  • dougthedug

    No Reader, that’s the unionist territorial demand. They want us to have what’s north of Hadrian’s Wall. They keep talking about rebuilding it.

  • mickfealty

    You’ll love this Doug… http://goo.gl/b63P3s

  • mickfealty

    Not speculation, a suspicion. Now, parse that!

  • kensei

    I suspicion differently. I’m not sure of the value.

    I think you need to explain the political angle. Sal!omd was pretty slick on Dimberly tonight, but he basically did not get specific at all on areas of concern – would prices rise, what points of negotiation might you lose, what about the currency. Now for me, that was a bit weak. You either believe that’s because he doesn’t have an answer, or you think that’s because there is a deliberate strategy for a positive campaign.

    Salmond is clearly very clever and he’s looked like a Titan compared to the Westminster leaders at points. I look at the 2011 SNP campaign too. There is a deliberate choice there, for me.

  • Reader

    The unionist ‘demand’ is a no vote. I think you may actually be referring to English separatists. It appears that many of them, like some of their Scottish equivalents, don’t know that Hadrian’s wall lies entirely in England and that there are probably a couple of thousand square miles of England to the north of it.
    http://theconversation.com/scottish-referendum-causes-a-surge-of-interest-in-hadrians-wall-but-its-misplaced-27047

  • dougthedug

    It’s actually not that bad if you stop thinking of the writer as some sort of Colonel with a large moustache and it just reinforces what I’ve been saying to my fellow Scots.

    If we vote No then Westminster won’t differentiate between good jocks and bad jocks. Voting No won’t save you from Westminster’s revenge.

  • barnshee

    “the Irish Free State had a a currency union until 1928 and then for years after wards had a de facto currency union as old British coins and the new Iirsh coins were used interchangeably.
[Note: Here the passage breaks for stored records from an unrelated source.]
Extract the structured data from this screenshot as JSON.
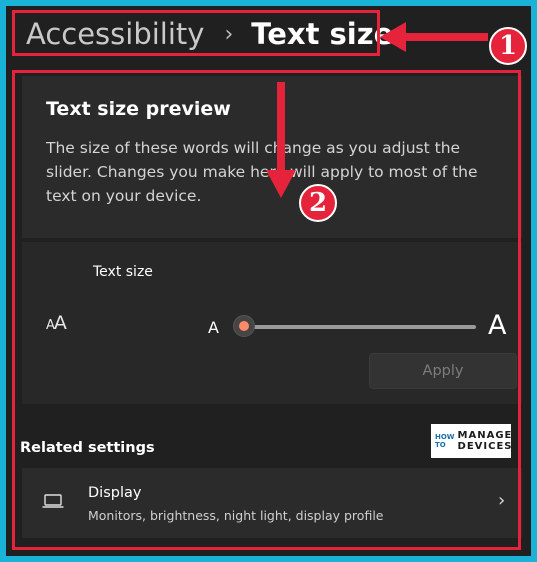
{
  "breadcrumb": {
    "parent": "Accessibility",
    "separator": "›",
    "current": "Text size"
  },
  "preview": {
    "title": "Text size preview",
    "description": "The size of these words will change as you adjust the slider. Changes you make here will apply to most of the text on your device."
  },
  "text_size": {
    "label": "Text size",
    "icon": "font-size-icon",
    "slider_min_label": "A",
    "slider_max_label": "A",
    "slider_value_fraction": 0.0,
    "apply_label": "Apply"
  },
  "related": {
    "heading": "Related settings",
    "items": [
      {
        "icon": "laptop-icon",
        "title": "Display",
        "subtitle": "Monitors, brightness, night light, display profile"
      }
    ]
  },
  "watermark": {
    "line1": "HOW TO",
    "line2": "MANAGE DEVICES"
  },
  "annotations": {
    "badge1": "1",
    "badge2": "2",
    "color": "#e5243b"
  },
  "colors": {
    "accent": "#ff8a6a",
    "frame": "#1ab2d6",
    "background": "#202020"
  }
}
Once again looking at Irish history gives answers to Scotlands future

    You might cast your mind back to when the currencies diverged and the items that were “used interchangeably” ceased to be so overnight.
    The “punt” went to 70 odd “p” sterling if my memory serves me right
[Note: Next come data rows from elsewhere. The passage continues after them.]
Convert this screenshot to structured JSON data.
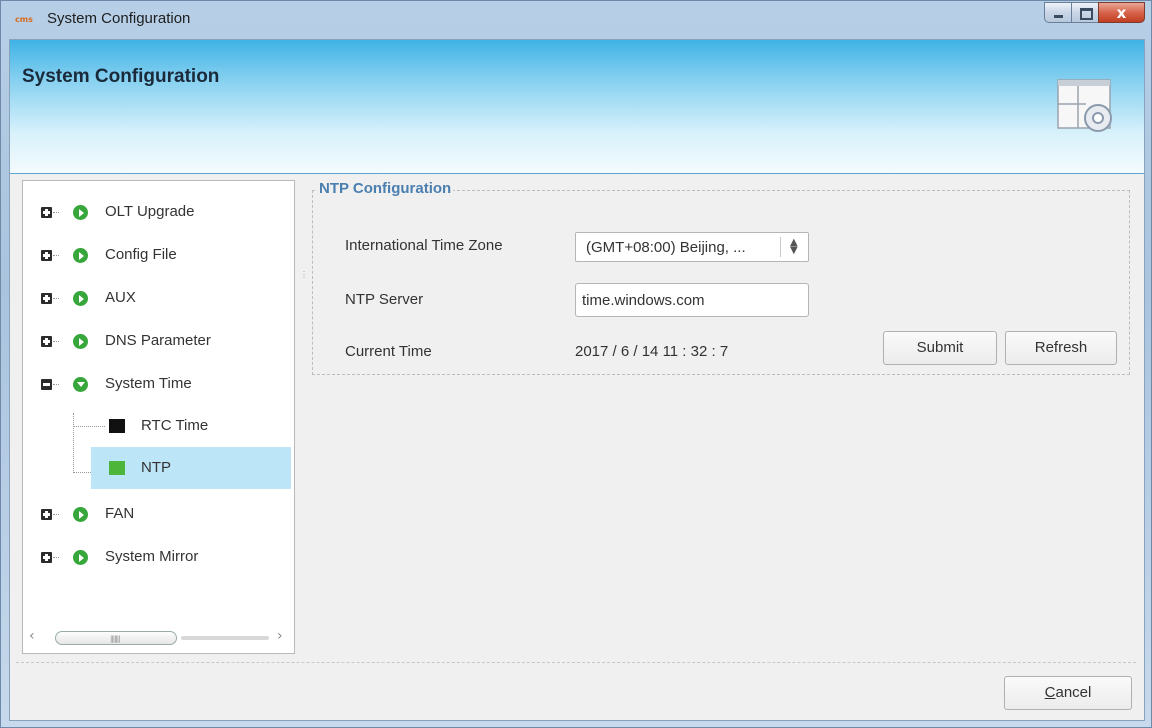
{
  "window": {
    "title": "System Configuration",
    "app_icon_text": "cms",
    "controls": {
      "minimize": "minimize",
      "maximize": "maximize",
      "close": "x"
    }
  },
  "banner": {
    "title": "System Configuration",
    "icon": "settings-window-icon"
  },
  "tree": {
    "items": [
      {
        "label": "OLT Upgrade",
        "expander": "plus"
      },
      {
        "label": "Config File",
        "expander": "plus"
      },
      {
        "label": "AUX",
        "expander": "plus"
      },
      {
        "label": "DNS Parameter",
        "expander": "plus"
      },
      {
        "label": "System Time",
        "expander": "minus",
        "children": [
          {
            "label": "RTC Time",
            "color": "#111111"
          },
          {
            "label": "NTP",
            "color": "#4db53a",
            "selected": true
          }
        ]
      },
      {
        "label": "FAN",
        "expander": "plus"
      },
      {
        "label": "System Mirror",
        "expander": "plus"
      }
    ]
  },
  "ntp": {
    "group_title": "NTP Configuration",
    "timezone_label": "International Time Zone",
    "timezone_value": "(GMT+08:00) Beijing, ...",
    "server_label": "NTP Server",
    "server_value": "time.windows.com",
    "current_time_label": "Current Time",
    "current_time_value": "2017 / 6 / 14  11 : 32 : 7",
    "submit_label": "Submit",
    "refresh_label": "Refresh"
  },
  "footer": {
    "cancel_label_u": "C",
    "cancel_label_rest": "ancel"
  },
  "colors": {
    "accent": "#4a7fb0",
    "selection": "#bde5f8",
    "node_green": "#37a73b"
  }
}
  • gunterprien

    “Ah I see— partition -where will the border be?”
    In your head perhaps?